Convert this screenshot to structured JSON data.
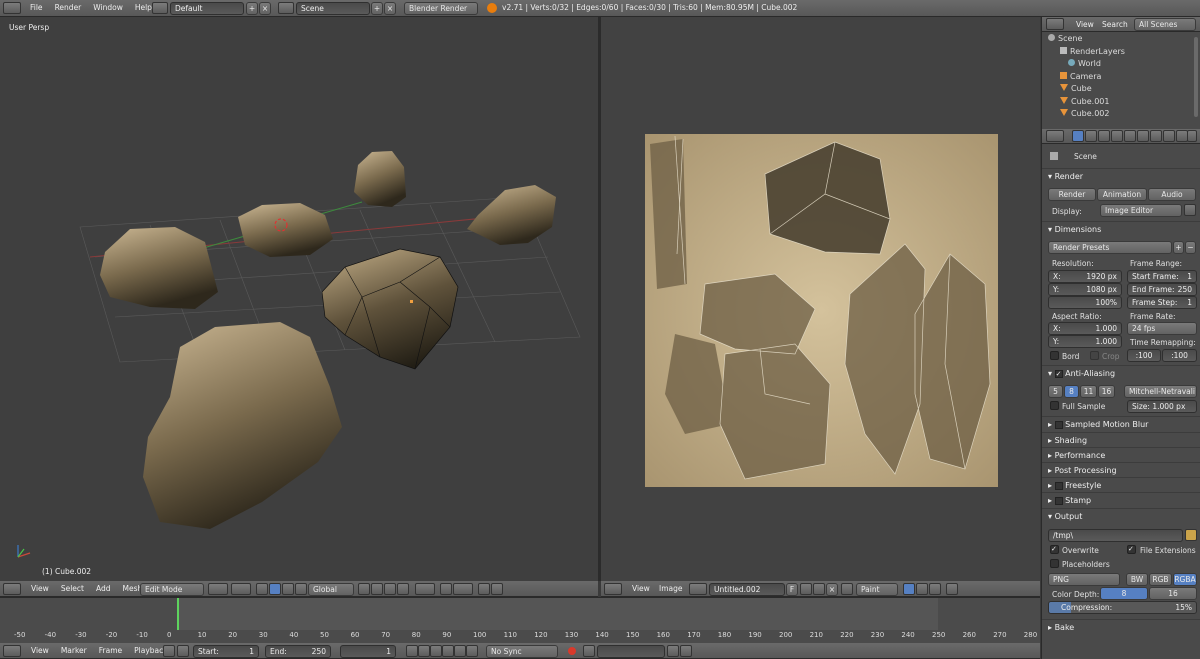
{
  "topbar": {
    "menus": [
      "File",
      "Render",
      "Window",
      "Help"
    ],
    "layout": "Default",
    "scene": "Scene",
    "engine": "Blender Render",
    "stats": "v2.71 | Verts:0/32 | Edges:0/60 | Faces:0/30 | Tris:60 | Mem:80.95M | Cube.002"
  },
  "viewport": {
    "label": "User Persp",
    "object": "(1) Cube.002",
    "header": {
      "menus": [
        "View",
        "Select",
        "Add",
        "Mesh"
      ],
      "mode": "Edit Mode",
      "orientation": "Global"
    }
  },
  "uv_editor": {
    "header": {
      "menus": [
        "View",
        "Image"
      ],
      "image": "Untitled.002",
      "image_flag": "F",
      "paint_mode": "Paint"
    }
  },
  "outliner": {
    "menus": [
      "View",
      "Search"
    ],
    "filter": "All Scenes",
    "items": [
      {
        "label": "Scene",
        "indent": 0
      },
      {
        "label": "RenderLayers",
        "indent": 1
      },
      {
        "label": "World",
        "indent": 1
      },
      {
        "label": "Camera",
        "indent": 1
      },
      {
        "label": "Cube",
        "indent": 1
      },
      {
        "label": "Cube.001",
        "indent": 1
      },
      {
        "label": "Cube.002",
        "indent": 1
      }
    ]
  },
  "properties": {
    "scene": "Scene",
    "render": {
      "title": "Render",
      "buttons": [
        "Render",
        "Animation",
        "Audio"
      ],
      "display_label": "Display:",
      "display_value": "Image Editor"
    },
    "dimensions": {
      "title": "Dimensions",
      "presets": "Render Presets",
      "resolution_label": "Resolution:",
      "res_x": "X:",
      "res_x_val": "1920 px",
      "res_y": "Y:",
      "res_y_val": "1080 px",
      "percent": "100%",
      "frame_range_label": "Frame Range:",
      "start_frame": "Start Frame:",
      "start_frame_val": "1",
      "end_frame": "End Frame:",
      "end_frame_val": "250",
      "frame_step": "Frame Step:",
      "frame_step_val": "1",
      "aspect_label": "Aspect Ratio:",
      "asp_x": "X:",
      "asp_x_val": "1.000",
      "asp_y": "Y:",
      "asp_y_val": "1.000",
      "frame_rate_label": "Frame Rate:",
      "frame_rate": "24 fps",
      "time_remap_label": "Time Remapping:",
      "remap_old": ":100",
      "remap_new": ":100",
      "bord": "Bord",
      "crop": "Crop"
    },
    "anti_aliasing": {
      "title": "Anti-Aliasing",
      "samples": [
        "5",
        "8",
        "11",
        "16"
      ],
      "filter": "Mitchell-Netravali",
      "full_sample": "Full Sample",
      "size": "Size:",
      "size_val": "1.000 px"
    },
    "collapsed": [
      "Sampled Motion Blur",
      "Shading",
      "Performance",
      "Post Processing",
      "Freestyle",
      "Stamp"
    ],
    "output": {
      "title": "Output",
      "path": "/tmp\\",
      "overwrite": "Overwrite",
      "file_extensions": "File Extensions",
      "placeholders": "Placeholders",
      "format": "PNG",
      "color_modes": [
        "BW",
        "RGB",
        "RGBA"
      ],
      "color_depth_label": "Color Depth:",
      "depth_8": "8",
      "depth_16": "16",
      "compression": "Compression:",
      "compression_val": "15%"
    },
    "bake": "Bake"
  },
  "timeline": {
    "ticks": [
      "-50",
      "-40",
      "-30",
      "-20",
      "-10",
      "0",
      "10",
      "20",
      "30",
      "40",
      "50",
      "60",
      "70",
      "80",
      "90",
      "100",
      "110",
      "120",
      "130",
      "140",
      "150",
      "160",
      "170",
      "180",
      "190",
      "200",
      "210",
      "220",
      "230",
      "240",
      "250",
      "260",
      "270",
      "280"
    ],
    "menus": [
      "View",
      "Marker",
      "Frame",
      "Playback"
    ],
    "start": "Start:",
    "start_val": "1",
    "end": "End:",
    "end_val": "250",
    "current": "1",
    "sync": "No Sync"
  },
  "colors": {
    "accent": "#5680c2",
    "rock_light": "#c9b48f",
    "rock_dark": "#3d3526",
    "uv_bg": "#c2ad84"
  }
}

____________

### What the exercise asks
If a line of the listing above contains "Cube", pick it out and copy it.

### Exercise output
    "stats": "v2.71 | Verts:0/32 | Edges:0/60 | Faces:0/30 | Tris:60 | Mem:80.95M | Cube.002"
    "object": "(1) Cube.002",
        "label": "Cube",
        "label": "Cube.001",
        "label": "Cube.002",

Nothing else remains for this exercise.